Ghassan Abdallah al-Sharbi recalled that a unnamed figure referred to as “your highness” by a religious figure in the organization was consulted by telephone before he was sent to the US to carry out an unfulfilled operation involving the use of an airplane.
Al-Sharbi, who studied as a college student in Arizona, made the comments to the Periodic Review Board at Guantanamo Bay in June, 2016. The Periodic Review Board makes recommendations concerning the release or continued detention of prisoners at Guantanamo Bay.
The Pentagon released a transcript of al-Sharbi’s comments on Thursday.
“I remember, ‘yes, your highness, yes your highness,’ and he was talking to him about me,” the transcript quotes al-Sharbi as saying.
“‘This guy graduated from an aviation school. Yeah, he wants’… then he turns off his phone,” al-Sharbi added.
The statements have been scrutinized as lacking important details, including if “the religious figure” in the al-Qaida organization had connections to any officials in the Saudi government. Furthermore, the Saudi royal family consists of thousands of members, none of whom are directly identified by al-Sharbi.

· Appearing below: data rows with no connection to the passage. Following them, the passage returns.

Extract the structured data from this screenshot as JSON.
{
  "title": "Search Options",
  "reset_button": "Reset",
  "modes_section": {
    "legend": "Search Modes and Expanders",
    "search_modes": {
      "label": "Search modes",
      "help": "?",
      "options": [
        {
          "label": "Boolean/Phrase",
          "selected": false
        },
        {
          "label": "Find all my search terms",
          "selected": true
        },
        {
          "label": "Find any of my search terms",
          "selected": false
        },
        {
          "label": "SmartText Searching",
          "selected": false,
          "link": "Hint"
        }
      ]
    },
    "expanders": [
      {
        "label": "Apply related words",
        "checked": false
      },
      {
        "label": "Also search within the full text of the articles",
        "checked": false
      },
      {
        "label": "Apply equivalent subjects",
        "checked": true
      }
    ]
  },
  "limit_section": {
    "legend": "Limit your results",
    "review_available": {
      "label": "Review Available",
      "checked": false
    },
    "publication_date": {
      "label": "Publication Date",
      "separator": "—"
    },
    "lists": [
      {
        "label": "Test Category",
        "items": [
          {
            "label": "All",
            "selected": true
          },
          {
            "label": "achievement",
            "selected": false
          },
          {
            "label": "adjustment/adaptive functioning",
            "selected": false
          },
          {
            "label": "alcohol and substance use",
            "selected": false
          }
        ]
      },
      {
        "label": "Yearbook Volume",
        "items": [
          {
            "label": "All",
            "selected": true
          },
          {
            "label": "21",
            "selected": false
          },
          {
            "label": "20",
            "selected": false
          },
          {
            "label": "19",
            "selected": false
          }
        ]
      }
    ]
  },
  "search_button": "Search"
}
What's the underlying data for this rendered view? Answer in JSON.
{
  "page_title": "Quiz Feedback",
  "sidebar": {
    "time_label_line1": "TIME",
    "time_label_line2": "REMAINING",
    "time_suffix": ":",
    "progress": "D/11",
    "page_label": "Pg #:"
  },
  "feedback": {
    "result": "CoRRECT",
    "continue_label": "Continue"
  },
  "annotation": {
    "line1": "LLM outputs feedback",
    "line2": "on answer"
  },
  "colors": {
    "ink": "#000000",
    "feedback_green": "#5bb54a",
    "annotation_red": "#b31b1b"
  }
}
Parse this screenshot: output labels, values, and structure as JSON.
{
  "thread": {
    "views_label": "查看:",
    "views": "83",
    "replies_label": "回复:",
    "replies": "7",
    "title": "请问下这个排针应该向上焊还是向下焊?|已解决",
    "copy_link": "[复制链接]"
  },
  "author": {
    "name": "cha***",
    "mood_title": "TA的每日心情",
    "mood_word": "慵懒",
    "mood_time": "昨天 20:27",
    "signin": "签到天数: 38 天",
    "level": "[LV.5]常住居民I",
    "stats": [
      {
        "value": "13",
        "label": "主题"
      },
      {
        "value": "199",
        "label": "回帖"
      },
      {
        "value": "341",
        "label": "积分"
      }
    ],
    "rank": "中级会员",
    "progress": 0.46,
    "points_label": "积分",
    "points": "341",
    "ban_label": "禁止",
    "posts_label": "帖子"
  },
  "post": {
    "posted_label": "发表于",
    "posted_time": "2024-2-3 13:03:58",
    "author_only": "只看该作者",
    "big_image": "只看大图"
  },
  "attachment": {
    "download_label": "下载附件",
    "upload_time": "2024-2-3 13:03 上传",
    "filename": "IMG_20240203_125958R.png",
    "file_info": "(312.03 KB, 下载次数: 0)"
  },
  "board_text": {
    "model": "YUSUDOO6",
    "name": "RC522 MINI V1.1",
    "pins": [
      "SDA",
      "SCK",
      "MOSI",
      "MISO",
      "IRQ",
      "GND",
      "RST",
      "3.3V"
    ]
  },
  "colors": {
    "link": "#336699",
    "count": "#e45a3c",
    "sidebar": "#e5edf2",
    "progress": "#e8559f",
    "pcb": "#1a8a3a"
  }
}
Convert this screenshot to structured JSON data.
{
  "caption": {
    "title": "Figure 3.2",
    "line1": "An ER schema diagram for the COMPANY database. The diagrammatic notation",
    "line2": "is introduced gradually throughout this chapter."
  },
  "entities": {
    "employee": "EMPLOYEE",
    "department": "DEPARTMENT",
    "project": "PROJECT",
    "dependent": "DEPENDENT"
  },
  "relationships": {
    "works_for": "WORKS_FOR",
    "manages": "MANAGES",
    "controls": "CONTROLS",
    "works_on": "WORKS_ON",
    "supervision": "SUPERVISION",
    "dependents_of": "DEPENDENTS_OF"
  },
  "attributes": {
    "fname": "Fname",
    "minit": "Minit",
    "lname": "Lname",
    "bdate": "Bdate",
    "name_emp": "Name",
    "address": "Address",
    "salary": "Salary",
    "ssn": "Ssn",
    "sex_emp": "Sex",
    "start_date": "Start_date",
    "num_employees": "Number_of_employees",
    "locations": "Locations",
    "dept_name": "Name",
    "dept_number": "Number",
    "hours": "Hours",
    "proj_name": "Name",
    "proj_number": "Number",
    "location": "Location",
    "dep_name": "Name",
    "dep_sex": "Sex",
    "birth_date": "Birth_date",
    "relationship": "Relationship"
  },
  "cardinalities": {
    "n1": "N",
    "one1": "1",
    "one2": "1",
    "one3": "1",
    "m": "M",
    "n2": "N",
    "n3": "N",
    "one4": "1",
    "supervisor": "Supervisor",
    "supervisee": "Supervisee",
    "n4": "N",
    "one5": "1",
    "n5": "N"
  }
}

But the transcript adds to growing suspicion among politicians in the United States that figures in the Saudi Arabian government may have had a hand in assisting the 19 terrorists who successfully carried out the worst terror attack in US history.
In June, 28-classified pages of the 2002 9/11 Commission report were made public, causing considerable consternation between the US-Saudi governments.
The White House was quick to say that the documents showed no evidence of Saudi complicity.
“It will confirm what we have been saying for quite some time,” White House Press Secretary John Earnest told reporters during a daily briefing in early July.
The Saudi government has consistently denied it had any involvement in the attack, pointing to the 9/11 Commission, an FBI investigation and a number of other inquiries into the matter.
Compounding tensions, however, is a bill passed earlier this week in the US House of Representatives that will allow private individuals to sue the Saudi Arabian government in US courts over the September 11, 2001, terrorist attacks.
The “Justice Against Sponsors of Terrorism Act,” known as JASTA, was passed on Friday but the White House has threatened to veto the measure.
The US government accuses al-Sharbi’, imprisoned at Guantanamo since 2002, of being recruited by an “al-Qaida military commander and received training on how to manufacture radio-remote controlled IEDs (RCJEDs) with the intent of training other extremists in bomb – making techniques,” according to his Guantanamo detainee profile.
Al-Sharbi is also accused of attending meetings with leaders of al-Qaida who “may have discussed attacks against the US, possibly including a plot… to explode a radiological dirty-bomb.”